> _What is required_
A single number is the answer here: the count of lines in the data below that include the word "vergeben".
Start of Block
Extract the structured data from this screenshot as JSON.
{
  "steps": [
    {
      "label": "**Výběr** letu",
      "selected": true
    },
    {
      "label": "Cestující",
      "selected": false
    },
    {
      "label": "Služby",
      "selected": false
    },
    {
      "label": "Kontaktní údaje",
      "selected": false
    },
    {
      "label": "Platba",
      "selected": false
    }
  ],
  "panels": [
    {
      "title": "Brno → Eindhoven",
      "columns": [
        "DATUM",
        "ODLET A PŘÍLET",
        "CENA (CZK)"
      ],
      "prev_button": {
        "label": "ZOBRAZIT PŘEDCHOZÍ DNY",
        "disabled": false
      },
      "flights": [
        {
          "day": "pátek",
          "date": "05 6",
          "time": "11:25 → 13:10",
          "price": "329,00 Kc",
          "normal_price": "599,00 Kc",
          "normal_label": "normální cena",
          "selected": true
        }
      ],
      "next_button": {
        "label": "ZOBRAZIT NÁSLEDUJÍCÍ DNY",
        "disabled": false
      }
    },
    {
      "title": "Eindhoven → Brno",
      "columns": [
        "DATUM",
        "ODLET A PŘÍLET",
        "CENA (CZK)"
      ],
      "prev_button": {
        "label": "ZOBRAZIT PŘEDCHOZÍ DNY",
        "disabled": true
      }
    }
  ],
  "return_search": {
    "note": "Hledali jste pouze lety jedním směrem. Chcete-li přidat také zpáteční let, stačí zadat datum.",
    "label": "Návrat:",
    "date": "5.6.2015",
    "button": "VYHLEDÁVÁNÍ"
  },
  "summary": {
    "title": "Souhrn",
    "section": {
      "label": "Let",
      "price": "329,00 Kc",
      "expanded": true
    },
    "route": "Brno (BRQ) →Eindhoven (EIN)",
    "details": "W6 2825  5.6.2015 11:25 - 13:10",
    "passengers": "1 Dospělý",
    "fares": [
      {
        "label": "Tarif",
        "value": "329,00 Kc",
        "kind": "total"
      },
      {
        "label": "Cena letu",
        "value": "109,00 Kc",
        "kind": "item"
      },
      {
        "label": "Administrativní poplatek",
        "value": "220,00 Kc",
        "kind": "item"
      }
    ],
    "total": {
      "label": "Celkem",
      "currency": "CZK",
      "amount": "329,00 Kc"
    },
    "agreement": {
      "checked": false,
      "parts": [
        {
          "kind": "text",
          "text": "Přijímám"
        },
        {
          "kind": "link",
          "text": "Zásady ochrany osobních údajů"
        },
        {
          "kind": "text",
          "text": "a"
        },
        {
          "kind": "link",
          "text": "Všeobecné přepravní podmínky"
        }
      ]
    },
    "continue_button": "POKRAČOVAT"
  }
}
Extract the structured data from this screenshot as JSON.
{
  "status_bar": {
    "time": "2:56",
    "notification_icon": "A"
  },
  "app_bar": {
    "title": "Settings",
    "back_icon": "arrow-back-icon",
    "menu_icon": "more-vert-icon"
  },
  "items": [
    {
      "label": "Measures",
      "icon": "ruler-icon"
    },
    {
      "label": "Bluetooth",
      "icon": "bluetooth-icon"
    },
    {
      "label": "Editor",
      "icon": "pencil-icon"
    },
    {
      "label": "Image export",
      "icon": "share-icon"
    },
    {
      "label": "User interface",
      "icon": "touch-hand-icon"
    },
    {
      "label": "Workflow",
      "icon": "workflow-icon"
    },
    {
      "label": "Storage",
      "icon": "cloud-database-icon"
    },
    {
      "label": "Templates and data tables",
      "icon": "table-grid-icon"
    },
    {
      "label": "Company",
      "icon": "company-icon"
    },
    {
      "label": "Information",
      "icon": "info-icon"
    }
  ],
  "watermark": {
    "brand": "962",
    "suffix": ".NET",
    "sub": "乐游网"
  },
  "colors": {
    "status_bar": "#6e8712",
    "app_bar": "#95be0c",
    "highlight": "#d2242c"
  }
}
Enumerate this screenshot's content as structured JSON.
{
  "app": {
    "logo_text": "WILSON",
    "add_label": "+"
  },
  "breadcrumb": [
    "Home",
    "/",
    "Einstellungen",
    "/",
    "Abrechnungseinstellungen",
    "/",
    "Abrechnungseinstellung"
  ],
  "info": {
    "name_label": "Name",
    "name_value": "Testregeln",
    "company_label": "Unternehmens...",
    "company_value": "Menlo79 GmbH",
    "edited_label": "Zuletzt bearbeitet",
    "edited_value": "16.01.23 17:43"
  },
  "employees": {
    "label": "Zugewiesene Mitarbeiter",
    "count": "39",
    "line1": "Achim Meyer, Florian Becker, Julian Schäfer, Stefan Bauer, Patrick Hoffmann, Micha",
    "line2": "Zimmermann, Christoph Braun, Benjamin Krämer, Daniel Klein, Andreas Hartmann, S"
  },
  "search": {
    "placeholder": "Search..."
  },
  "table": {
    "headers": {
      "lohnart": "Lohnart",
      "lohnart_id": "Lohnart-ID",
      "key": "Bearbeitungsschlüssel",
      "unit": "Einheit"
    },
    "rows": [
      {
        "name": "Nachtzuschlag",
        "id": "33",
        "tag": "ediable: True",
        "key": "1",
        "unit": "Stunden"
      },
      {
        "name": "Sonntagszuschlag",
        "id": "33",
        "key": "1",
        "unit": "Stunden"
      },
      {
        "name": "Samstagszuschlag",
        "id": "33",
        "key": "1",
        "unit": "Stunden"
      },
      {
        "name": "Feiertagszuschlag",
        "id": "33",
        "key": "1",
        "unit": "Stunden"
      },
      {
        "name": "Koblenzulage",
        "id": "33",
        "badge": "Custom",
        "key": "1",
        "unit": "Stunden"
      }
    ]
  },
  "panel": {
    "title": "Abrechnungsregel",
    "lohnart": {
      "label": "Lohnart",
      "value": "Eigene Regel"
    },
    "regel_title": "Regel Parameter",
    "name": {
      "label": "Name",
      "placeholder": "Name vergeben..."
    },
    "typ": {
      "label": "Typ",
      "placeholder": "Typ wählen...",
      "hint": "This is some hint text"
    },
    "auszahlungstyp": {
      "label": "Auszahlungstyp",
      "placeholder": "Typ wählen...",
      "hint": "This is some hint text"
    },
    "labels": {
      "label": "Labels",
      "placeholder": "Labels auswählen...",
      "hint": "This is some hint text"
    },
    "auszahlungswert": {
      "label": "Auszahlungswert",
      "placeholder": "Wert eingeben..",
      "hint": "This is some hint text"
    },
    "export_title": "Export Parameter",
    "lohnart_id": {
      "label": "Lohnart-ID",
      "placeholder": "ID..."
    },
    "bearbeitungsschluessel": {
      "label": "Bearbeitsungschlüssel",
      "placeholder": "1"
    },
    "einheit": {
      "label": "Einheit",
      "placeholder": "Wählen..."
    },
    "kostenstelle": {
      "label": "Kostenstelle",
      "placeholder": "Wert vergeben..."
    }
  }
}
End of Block
> _Reply_
2